“Most ethnic cuisines have some sort of sauce or condiment relishes that go with their dishes,” says Roy Sullivan, executive chef with Nutrition & Food Services at UCSF Medical Center in San Francisco. Condiments offered to diners at UCSF Medical include chimichurri (Argentina), curry (India), tzatziki (...

Ideas and Innovation
turnip juice brine

Give leftover brine new life by adding it to vegetables. In an interview with Food52, Stuart Brioza, chef and owner of State Bird Provisions in San Francisco, says that he adds a splash of leftover brine while sauteeing mushrooms to increase their flavor profile. “We like to ferment turnips at the restaurant, and it’s a great way to use that brine—though dill pickle brine would work just as well,” he says.

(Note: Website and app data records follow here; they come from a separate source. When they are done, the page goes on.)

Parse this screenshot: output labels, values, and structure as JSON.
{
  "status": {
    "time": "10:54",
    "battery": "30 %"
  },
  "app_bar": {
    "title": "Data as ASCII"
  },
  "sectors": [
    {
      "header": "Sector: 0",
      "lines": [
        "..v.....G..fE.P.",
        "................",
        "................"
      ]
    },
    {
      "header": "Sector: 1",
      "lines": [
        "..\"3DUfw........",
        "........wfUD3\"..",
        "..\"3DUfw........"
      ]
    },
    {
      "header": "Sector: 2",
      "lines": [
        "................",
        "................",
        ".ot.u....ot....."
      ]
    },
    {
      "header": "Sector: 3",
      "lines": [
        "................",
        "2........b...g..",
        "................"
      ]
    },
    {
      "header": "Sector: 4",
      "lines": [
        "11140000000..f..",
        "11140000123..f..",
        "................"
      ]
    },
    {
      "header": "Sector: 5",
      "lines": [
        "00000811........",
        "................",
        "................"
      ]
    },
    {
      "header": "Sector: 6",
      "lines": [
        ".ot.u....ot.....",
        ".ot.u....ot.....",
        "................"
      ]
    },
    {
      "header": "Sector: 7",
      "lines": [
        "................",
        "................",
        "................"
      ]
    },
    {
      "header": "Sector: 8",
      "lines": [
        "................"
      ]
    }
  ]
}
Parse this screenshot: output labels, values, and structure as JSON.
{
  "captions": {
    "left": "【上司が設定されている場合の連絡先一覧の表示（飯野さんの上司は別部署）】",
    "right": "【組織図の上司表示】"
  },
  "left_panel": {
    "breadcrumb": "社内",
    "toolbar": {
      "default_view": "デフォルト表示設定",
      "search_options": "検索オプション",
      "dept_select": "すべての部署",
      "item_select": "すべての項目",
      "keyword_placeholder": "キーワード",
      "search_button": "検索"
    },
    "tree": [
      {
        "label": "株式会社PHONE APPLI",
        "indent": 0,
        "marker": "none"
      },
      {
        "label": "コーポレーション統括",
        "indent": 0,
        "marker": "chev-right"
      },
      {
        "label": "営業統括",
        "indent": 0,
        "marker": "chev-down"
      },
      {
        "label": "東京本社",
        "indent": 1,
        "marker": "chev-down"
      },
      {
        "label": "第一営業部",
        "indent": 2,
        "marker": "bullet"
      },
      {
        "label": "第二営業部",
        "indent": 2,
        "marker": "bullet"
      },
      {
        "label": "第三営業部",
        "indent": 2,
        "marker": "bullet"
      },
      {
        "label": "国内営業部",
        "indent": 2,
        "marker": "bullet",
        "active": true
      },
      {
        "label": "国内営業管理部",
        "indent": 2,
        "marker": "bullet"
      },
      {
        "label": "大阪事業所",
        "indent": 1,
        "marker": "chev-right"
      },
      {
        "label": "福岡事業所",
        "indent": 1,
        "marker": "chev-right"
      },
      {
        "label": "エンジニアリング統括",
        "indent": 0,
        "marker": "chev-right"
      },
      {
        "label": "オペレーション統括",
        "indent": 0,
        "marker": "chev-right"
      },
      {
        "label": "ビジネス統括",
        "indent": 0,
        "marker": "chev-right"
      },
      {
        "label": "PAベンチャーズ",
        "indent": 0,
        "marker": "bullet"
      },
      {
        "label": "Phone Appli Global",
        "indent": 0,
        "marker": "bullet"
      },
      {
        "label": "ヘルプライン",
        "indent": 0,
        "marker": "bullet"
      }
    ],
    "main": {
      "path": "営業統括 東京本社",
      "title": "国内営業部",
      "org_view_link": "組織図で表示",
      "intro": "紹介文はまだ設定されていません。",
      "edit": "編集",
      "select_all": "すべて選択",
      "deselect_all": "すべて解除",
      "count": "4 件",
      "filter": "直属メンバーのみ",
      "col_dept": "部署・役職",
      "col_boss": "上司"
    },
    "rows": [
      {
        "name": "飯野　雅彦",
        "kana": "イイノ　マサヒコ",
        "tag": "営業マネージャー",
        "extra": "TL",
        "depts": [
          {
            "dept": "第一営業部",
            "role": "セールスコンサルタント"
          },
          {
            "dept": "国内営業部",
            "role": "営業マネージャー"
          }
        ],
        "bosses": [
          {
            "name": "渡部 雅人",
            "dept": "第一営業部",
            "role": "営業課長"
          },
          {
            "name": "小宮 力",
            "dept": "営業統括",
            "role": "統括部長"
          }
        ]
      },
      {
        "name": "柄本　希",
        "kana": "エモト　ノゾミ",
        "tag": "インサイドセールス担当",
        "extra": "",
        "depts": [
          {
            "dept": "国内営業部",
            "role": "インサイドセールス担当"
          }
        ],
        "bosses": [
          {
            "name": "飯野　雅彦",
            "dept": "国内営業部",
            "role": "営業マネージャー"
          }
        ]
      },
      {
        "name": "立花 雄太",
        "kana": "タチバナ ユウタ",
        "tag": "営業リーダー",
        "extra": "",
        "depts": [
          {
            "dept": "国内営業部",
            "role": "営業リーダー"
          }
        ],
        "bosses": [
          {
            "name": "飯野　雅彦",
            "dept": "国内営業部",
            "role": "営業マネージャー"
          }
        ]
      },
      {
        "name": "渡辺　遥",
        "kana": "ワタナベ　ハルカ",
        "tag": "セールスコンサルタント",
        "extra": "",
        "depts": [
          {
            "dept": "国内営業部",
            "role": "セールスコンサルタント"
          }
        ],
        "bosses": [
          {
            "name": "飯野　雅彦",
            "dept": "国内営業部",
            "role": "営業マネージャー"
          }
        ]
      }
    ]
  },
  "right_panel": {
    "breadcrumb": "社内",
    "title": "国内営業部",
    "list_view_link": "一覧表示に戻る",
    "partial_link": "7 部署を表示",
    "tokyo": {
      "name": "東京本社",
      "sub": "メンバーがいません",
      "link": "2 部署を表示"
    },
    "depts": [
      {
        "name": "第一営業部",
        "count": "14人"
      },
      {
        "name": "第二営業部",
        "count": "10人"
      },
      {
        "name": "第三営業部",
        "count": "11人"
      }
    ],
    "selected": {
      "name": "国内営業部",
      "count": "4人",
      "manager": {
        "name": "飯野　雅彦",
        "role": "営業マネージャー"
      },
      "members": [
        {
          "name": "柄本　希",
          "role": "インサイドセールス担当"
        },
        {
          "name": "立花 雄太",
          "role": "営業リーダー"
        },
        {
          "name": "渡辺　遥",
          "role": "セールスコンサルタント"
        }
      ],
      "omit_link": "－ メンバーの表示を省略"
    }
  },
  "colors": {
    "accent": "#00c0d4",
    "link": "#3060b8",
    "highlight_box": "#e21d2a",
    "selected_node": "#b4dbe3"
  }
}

Menu Development
side dishes

Operators looking to increase sales of side dishes may want to focus on freshness and value. Here’s what attributes consumers say are important when picking sides.

Fresh - 73% Offered at a fair price - 72% Satisfies a craving - 64% Premium ingredients - 56% Natural ingredients - 49% Signature side - 47% Something familiar - 46% Housemade/made from scratch - 44% Something new/unique - 42% Large portion size - 42% Healthfulness - 40% Family-size - 40%

Source: Technomic’s 2017 Starters, Small Plates and Sides Consumer Trend Report , powered by Ignite

Ideas and Innovation
earth

When putting together our surveys, FoodService Director’s editors tend to ask operators about big trends that we’re seeing throughout the industry. For the November "Besties" issue , we asked readers to share the best ways they’re menuing things like plant-based dishes, trending international cuisines and creative DIY options.

Great responses flooded in from across the country, and it was tough to narrow down which would make it into the cover story. A few even came in after the piece was finished. Laura Thompson, resident district manager for Aramark at James Madison University,...

FSD Resources